History of the Walker Building
The historic Madame C.J. Walker Building, has long symbolized the spirit of creativity and community pride in the city of Indianapolis. Named after America’s first “self-made” female millionaire—Madame C.J. Walker—the site represents the achievements, art forms, culture and history of African-American people.
Our mission: The Madame Walker Theatre Center, an internationally recognized National Historic Landmark, preserves and builds upon the entrepreneurial and philanthropic legacy of its namesake by celebrating the best of African American culture and performance arts, by nurturing youth through arts education and by providing a welcoming venue for arts programming and entrepreneurial activities for all cultures in our community and nation.

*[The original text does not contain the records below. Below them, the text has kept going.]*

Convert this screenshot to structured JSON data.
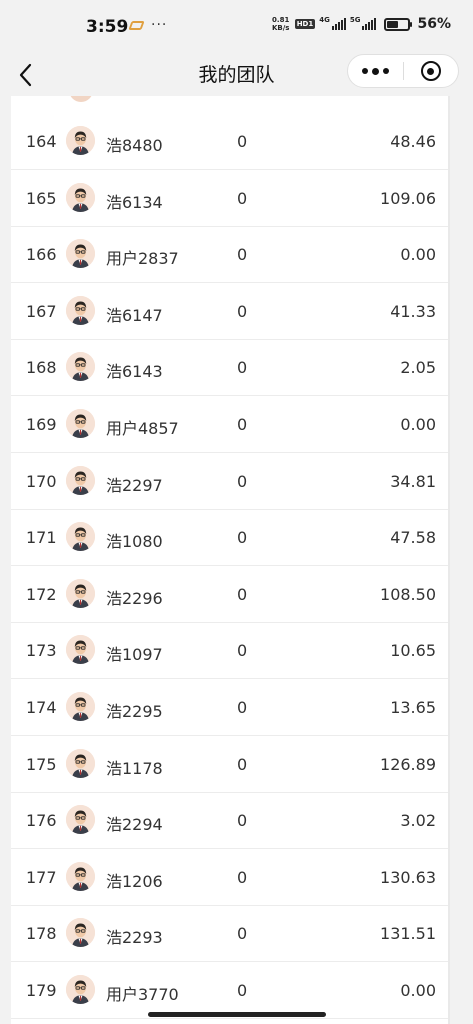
{
  "status": {
    "time": "3:59",
    "ellipsis": "···",
    "net_speed_value": "0.81",
    "net_speed_unit": "KB/s",
    "hd_badge": "HD1",
    "sim1_label": "4G",
    "sim2_label": "5G",
    "battery_level": 0.56,
    "battery_text": "56%"
  },
  "nav": {
    "title": "我的团队"
  },
  "rows": [
    {
      "rank": "164",
      "name": "浩8480",
      "count": "0",
      "amount": "48.46"
    },
    {
      "rank": "165",
      "name": "浩6134",
      "count": "0",
      "amount": "109.06"
    },
    {
      "rank": "166",
      "name": "用户2837",
      "count": "0",
      "amount": "0.00"
    },
    {
      "rank": "167",
      "name": "浩6147",
      "count": "0",
      "amount": "41.33"
    },
    {
      "rank": "168",
      "name": "浩6143",
      "count": "0",
      "amount": "2.05"
    },
    {
      "rank": "169",
      "name": "用户4857",
      "count": "0",
      "amount": "0.00"
    },
    {
      "rank": "170",
      "name": "浩2297",
      "count": "0",
      "amount": "34.81"
    },
    {
      "rank": "171",
      "name": "浩1080",
      "count": "0",
      "amount": "47.58"
    },
    {
      "rank": "172",
      "name": "浩2296",
      "count": "0",
      "amount": "108.50"
    },
    {
      "rank": "173",
      "name": "浩1097",
      "count": "0",
      "amount": "10.65"
    },
    {
      "rank": "174",
      "name": "浩2295",
      "count": "0",
      "amount": "13.65"
    },
    {
      "rank": "175",
      "name": "浩1178",
      "count": "0",
      "amount": "126.89"
    },
    {
      "rank": "176",
      "name": "浩2294",
      "count": "0",
      "amount": "3.02"
    },
    {
      "rank": "177",
      "name": "浩1206",
      "count": "0",
      "amount": "130.63"
    },
    {
      "rank": "178",
      "name": "浩2293",
      "count": "0",
      "amount": "131.51"
    },
    {
      "rank": "179",
      "name": "用户3770",
      "count": "0",
      "amount": "0.00"
    }
  ]
}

Madame Walker began the development of the Walker Building and Theatre prior to her death in 1919. The project was subsequently completed by her daughter, A’Lelia Walker, and [Walker Company attorney and manager, Freeman B. Ransom and] opened to the public December 26, 1927.
The Walker Building, located on the Indiana Avenue corridor, was the center of entertainment, business and pride for the city’s African-American community from the 1920s to the 1950s. During the mid-50s, the building and its surrounding neighborhood began a gradual decline.

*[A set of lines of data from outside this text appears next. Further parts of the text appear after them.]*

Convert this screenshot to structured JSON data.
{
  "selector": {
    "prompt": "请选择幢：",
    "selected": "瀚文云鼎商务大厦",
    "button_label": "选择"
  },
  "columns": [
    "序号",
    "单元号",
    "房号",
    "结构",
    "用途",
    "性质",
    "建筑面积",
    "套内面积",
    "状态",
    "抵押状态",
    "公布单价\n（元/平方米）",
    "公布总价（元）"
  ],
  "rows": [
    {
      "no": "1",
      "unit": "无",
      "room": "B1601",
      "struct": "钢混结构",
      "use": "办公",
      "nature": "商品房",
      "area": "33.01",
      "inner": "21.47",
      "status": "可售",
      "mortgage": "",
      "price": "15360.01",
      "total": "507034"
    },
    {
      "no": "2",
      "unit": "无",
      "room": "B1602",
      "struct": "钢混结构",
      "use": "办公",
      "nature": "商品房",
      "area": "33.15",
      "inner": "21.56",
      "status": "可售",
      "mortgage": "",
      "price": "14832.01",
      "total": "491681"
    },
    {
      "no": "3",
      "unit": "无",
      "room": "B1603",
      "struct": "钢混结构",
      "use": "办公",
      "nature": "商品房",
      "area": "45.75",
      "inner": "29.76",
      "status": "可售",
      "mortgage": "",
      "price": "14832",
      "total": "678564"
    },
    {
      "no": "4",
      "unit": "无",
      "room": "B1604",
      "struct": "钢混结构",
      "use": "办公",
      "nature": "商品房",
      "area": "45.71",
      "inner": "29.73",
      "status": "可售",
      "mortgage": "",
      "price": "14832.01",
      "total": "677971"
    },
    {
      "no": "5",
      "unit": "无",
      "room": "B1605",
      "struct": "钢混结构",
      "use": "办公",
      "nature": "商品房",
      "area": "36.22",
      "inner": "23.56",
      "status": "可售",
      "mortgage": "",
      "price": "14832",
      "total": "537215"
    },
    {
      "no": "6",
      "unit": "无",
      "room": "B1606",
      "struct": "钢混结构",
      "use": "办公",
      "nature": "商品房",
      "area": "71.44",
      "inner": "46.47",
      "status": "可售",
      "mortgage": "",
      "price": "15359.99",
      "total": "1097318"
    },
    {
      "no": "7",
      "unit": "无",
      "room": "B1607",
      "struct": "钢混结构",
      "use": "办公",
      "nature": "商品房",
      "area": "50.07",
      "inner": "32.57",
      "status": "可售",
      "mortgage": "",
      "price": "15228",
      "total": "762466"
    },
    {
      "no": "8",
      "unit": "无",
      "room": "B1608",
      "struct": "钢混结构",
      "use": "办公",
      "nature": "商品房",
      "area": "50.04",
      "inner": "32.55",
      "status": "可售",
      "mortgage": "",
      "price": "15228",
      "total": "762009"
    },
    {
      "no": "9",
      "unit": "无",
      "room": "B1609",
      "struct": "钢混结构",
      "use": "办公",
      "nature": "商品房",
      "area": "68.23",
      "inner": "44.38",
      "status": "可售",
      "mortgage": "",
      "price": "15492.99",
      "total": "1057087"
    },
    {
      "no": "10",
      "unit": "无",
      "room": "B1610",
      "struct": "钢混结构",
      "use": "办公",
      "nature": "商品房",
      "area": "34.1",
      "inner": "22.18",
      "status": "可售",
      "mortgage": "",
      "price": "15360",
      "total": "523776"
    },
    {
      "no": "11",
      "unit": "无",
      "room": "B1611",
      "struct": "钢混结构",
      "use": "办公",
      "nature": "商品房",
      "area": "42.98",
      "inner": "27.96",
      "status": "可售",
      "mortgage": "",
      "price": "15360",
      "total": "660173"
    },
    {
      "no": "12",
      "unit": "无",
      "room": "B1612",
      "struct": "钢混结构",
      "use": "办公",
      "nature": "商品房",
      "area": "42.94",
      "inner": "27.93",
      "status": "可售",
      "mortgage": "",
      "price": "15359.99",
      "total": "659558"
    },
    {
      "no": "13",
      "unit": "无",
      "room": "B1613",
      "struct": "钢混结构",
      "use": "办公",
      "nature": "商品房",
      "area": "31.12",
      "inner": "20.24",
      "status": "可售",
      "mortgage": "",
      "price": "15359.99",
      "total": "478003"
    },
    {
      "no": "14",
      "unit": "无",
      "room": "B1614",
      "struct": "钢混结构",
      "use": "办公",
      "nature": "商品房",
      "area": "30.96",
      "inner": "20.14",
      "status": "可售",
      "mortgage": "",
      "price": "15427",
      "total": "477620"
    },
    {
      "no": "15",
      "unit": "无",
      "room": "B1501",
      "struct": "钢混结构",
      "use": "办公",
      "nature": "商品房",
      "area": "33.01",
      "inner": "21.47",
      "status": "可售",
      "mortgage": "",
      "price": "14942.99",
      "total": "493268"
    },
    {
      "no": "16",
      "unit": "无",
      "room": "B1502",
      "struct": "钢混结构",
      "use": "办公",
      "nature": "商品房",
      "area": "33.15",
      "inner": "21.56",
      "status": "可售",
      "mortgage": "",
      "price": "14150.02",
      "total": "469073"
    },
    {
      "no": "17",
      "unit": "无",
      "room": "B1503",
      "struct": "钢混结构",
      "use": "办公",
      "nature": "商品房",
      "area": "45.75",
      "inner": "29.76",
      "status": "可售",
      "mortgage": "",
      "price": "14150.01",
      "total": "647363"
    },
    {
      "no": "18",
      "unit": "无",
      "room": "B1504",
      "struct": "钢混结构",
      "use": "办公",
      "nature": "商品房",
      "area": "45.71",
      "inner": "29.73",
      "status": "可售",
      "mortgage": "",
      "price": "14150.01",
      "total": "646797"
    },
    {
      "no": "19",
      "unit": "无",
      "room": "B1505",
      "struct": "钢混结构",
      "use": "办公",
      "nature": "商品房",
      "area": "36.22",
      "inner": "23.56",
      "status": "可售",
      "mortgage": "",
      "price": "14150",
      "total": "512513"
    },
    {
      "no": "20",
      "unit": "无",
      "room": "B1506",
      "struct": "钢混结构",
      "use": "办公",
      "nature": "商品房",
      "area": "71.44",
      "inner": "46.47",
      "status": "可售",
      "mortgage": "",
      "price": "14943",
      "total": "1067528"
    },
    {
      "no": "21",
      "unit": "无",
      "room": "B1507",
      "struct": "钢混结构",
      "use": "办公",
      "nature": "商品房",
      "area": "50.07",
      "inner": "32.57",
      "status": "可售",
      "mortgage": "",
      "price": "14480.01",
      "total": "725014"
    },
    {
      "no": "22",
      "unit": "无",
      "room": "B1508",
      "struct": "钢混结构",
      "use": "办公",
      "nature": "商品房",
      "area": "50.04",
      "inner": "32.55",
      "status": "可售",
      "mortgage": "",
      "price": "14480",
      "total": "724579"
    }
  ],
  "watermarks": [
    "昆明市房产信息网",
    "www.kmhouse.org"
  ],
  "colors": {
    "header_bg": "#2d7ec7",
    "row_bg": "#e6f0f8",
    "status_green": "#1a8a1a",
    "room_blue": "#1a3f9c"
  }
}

By the late 1970s, the Walker Building stood nearly abandoned (Walker Manufacturing Company remained housed in the building) and faced certain demolition. However, a group of committed Indianapolis citizens recognized the structure’s rich history and dedicated themselves to preserving the building. After becoming incorporated as the Madame Walker Building Urban Life Center in 1979, the group purchased the ailing building from the Walker Manufacturing Company and began planning for its restoration.